Bankruptcy proceedings can be a scary, stressful time. From the mountains of paperwork to the never-ending deadlines throughout the process, it’s common for people to be confused as they fumble through the necessary steps in their quest to get to that elusive discharge order.
Types of Bankruptcy Proceedings
For individuals, there are two types of bankruptcy proceeding options: Chapter 7 and Chapter 13. When deciding which proceeding is right for you, make sure to take into account the various assets you own.
Chapter 7 is the most common bankruptcy proceeding. Generally the best option for those who have few personal assets, it’s the most straightforward option for anyone wanting/needing to declare bankruptcy.
With the help of a lawyer, you’ll submit income statements, asset verifications and tax return documents. In order to ensure your proceedings have as few complications as possible, make sure to collect your information and documents prior to actually filing.
Chapter 13 proceedings best serve individuals who have ample assets (investment properties, significant savings, etc.). In this type of bankruptcy proceeding, the goal is not to discharge the amounts owed—it is to work with your creditors to reduce the amount owed or to establish monthly payments that will help you eventually pay back your debts.
For most Chapter 13 proceedings, once the payment arrangements are agreed upon, bankruptcy is declared but the actual process continues for years (typically, payment timelines are 3-5 years).
The Bankruptcy Process
Most bankruptcy proceedings follow the same procedures:
- Within 180 days of filing your bankruptcy request in court, you usually must complete pre-bankruptcy counseling
- Once your counseling is complete, you will next file either Chapter 7 or 13
- Immediately after filing your official documents, an Automatic Stay is issued by the court. This order stops all collection proceedings while your bankruptcy case is processed
- With the case opened and the Automatic Stay issued, your next responsibility is to complete post-filing debtor education courses. These courses will teach you about setting a budget and managing your money well
- 3-4 months after filing, your discharge order will be complete
Cautions about Bankruptcy
Bankruptcy doesn’t magically make all of your debts disappear without consequence. Debts such as student loans and IRS tax balances are not included in bankruptcy proceedings—you still must pay back whatever you owe for these types of debt.
Furthermore, obtaining a discharge order doesn’t absolve you from all potential debt collection activities.
For instance, if your mortgage is included in your bankruptcy proceedings, you might not be personally liable for the mortgage balance once your case is closed, but that doesn’t mean you’ll be able to stay in the house. Legally, the bankruptcy trustee can sell off these assets in an attempt to resolve the original lender’s interest/investment in the property.
Moving Forward with Bankruptcy Proceedings
Before opting to file any type of bankruptcy, it’s important to fully analyze your financial situation.

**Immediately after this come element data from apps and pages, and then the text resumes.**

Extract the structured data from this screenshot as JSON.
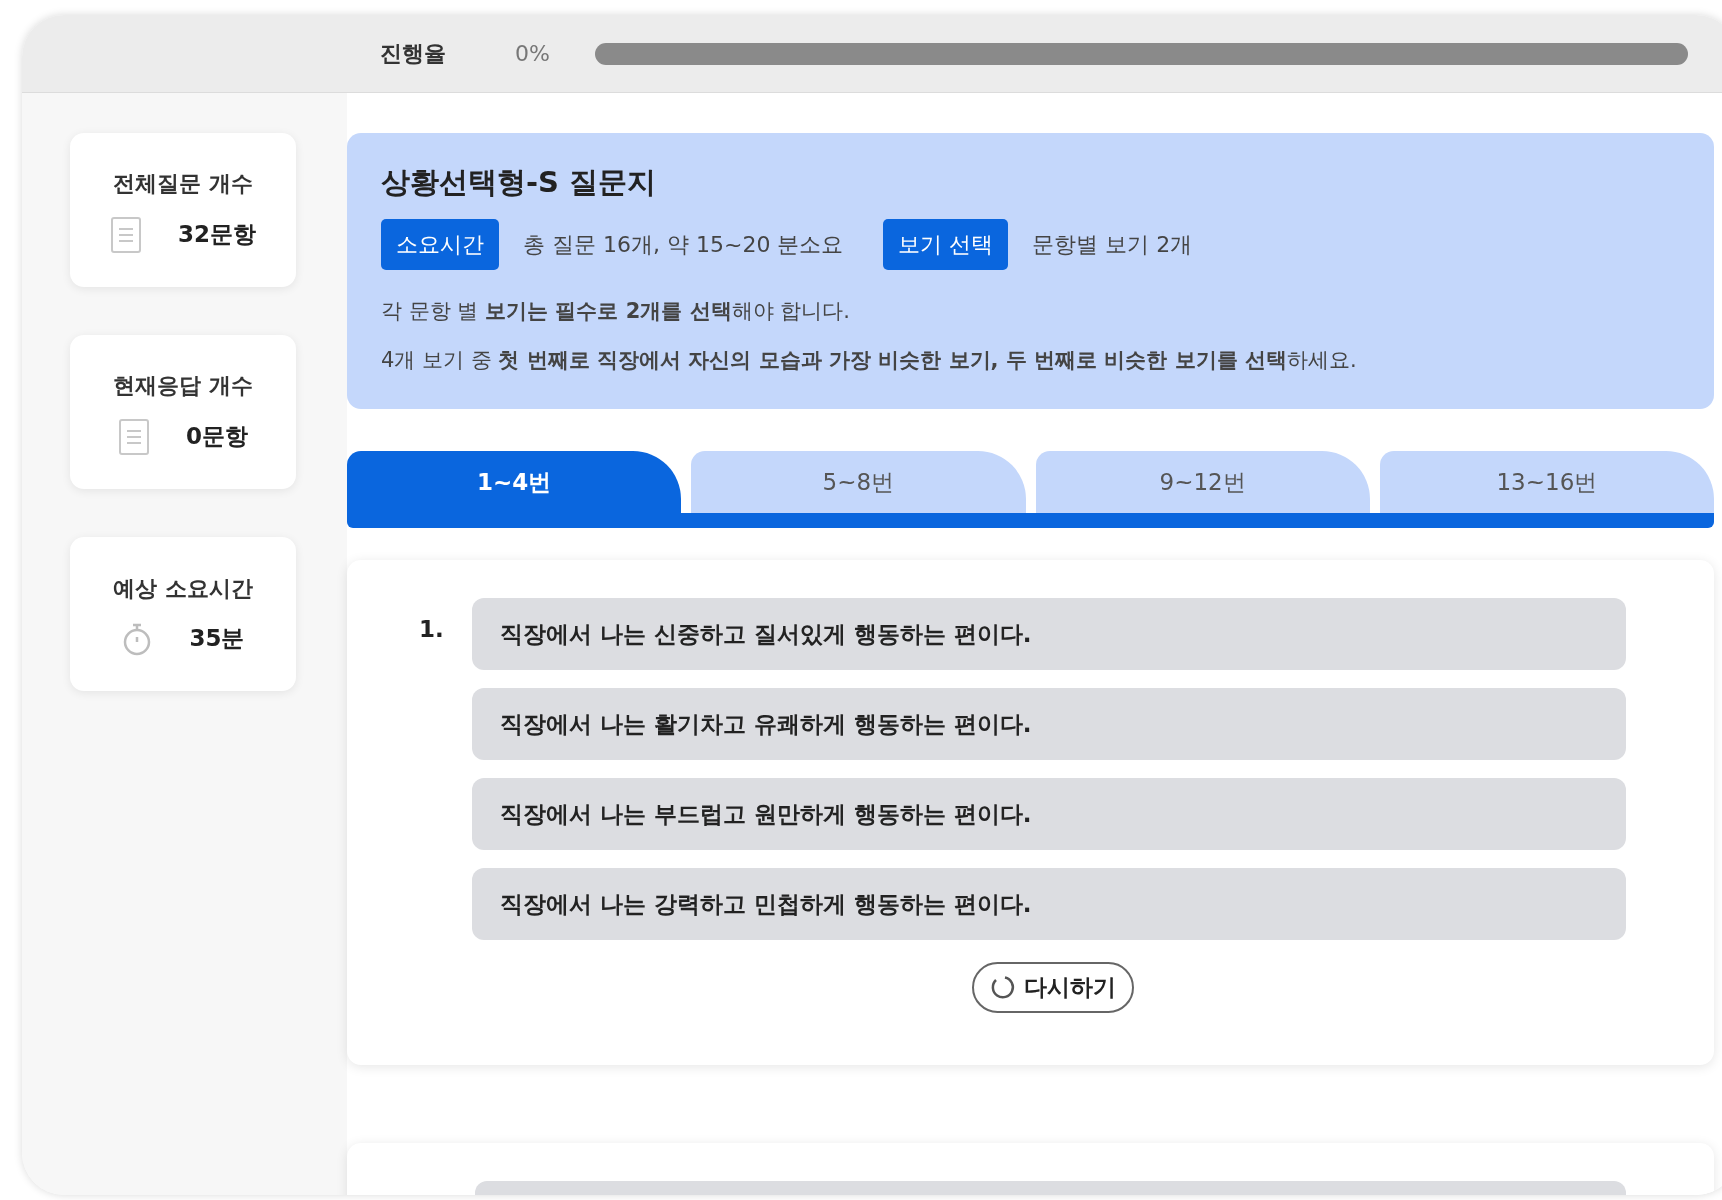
{
  "progress": {
    "label": "진행율",
    "value": "0%",
    "level": 0
  },
  "stats": [
    {
      "kind": "document",
      "label": "전체질문 개수",
      "value": "32문항"
    },
    {
      "kind": "document",
      "label": "현재응답 개수",
      "value": "0문항"
    },
    {
      "kind": "timer",
      "label": "예상 소요시간",
      "value": "35분"
    }
  ],
  "header": {
    "title": "상황선택형-S 질문지",
    "badges": [
      {
        "label": "소요시간",
        "text": "총 질문 16개, 약 15~20 분소요"
      },
      {
        "label": "보기 선택",
        "text": "문항별 보기 2개"
      }
    ],
    "instructions": [
      "각 문항 별 **보기는 필수로 2개를 선택**해야 합니다.",
      "4개 보기 중 **첫 번째로 직장에서 자신의 모습과 가장 비슷한 보기, 두 번째로 비슷한 보기를 선택**하세요."
    ]
  },
  "tabs": [
    {
      "label": "1~4번",
      "selected": true
    },
    {
      "label": "5~8번",
      "selected": false
    },
    {
      "label": "9~12번",
      "selected": false
    },
    {
      "label": "13~16번",
      "selected": false
    }
  ],
  "question": {
    "number": "1.",
    "options": [
      "직장에서 나는 신중하고 질서있게 행동하는 편이다.",
      "직장에서 나는 활기차고 유쾌하게 행동하는 편이다.",
      "직장에서 나는 부드럽고 원만하게 행동하는 편이다.",
      "직장에서 나는 강력하고 민첩하게 행동하는 편이다."
    ],
    "reset_button": "다시하기"
  }
}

Considering that bankruptcy files remain on your credit report for at least 7-10 years, the decision to move forward with proceedings should not taken lightly.
Seek out the support you need to make an informed decision and make sure you understand all aspects of the process and its ramifications before you sign on the dotted line.